- [Your objective]: Go through the records and filter out every line lacking the word "title"; copy the lines that remain.
******************************
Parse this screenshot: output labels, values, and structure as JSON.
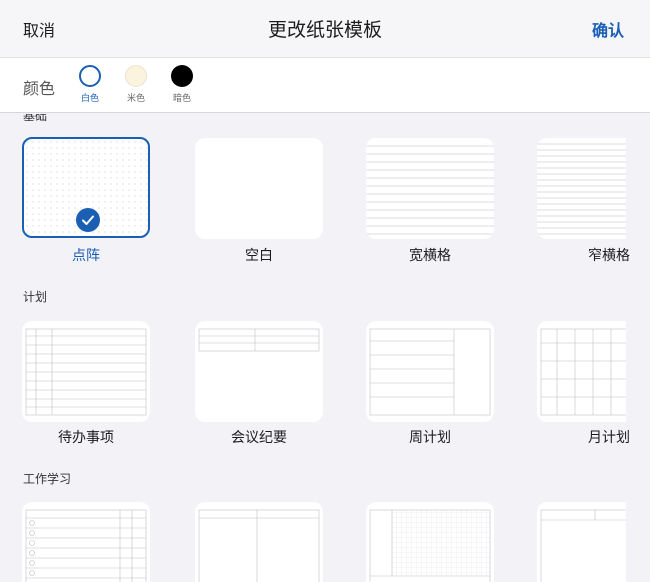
{
  "header": {
    "cancel": "取消",
    "title": "更改纸张模板",
    "confirm": "确认"
  },
  "colors": {
    "label": "颜色",
    "options": [
      {
        "name": "白色",
        "swatch": "#ffffff",
        "selected": true
      },
      {
        "name": "米色",
        "swatch": "#fbf3de",
        "selected": false
      },
      {
        "name": "暗色",
        "swatch": "#000000",
        "selected": false
      }
    ],
    "accent": "#1a5fb4"
  },
  "sections": [
    {
      "title": "基础",
      "templates": [
        {
          "label": "点阵",
          "selected": true
        },
        {
          "label": "空白"
        },
        {
          "label": "宽横格"
        },
        {
          "label": "窄横格"
        }
      ]
    },
    {
      "title": "计划",
      "templates": [
        {
          "label": "待办事项"
        },
        {
          "label": "会议纪要"
        },
        {
          "label": "周计划"
        },
        {
          "label": "月计划"
        }
      ]
    },
    {
      "title": "工作学习",
      "templates": [
        {
          "label": ""
        },
        {
          "label": ""
        },
        {
          "label": ""
        },
        {
          "label": ""
        }
      ]
    }
  ]
}
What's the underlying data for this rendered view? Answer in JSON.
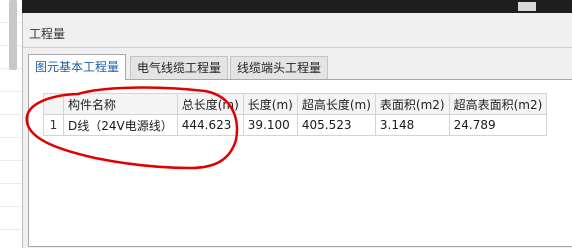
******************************
- [Reply]:
    "title": "更改纸张模板",
      "title": "基础",
      "title": "计划",
      "title": "工作学习",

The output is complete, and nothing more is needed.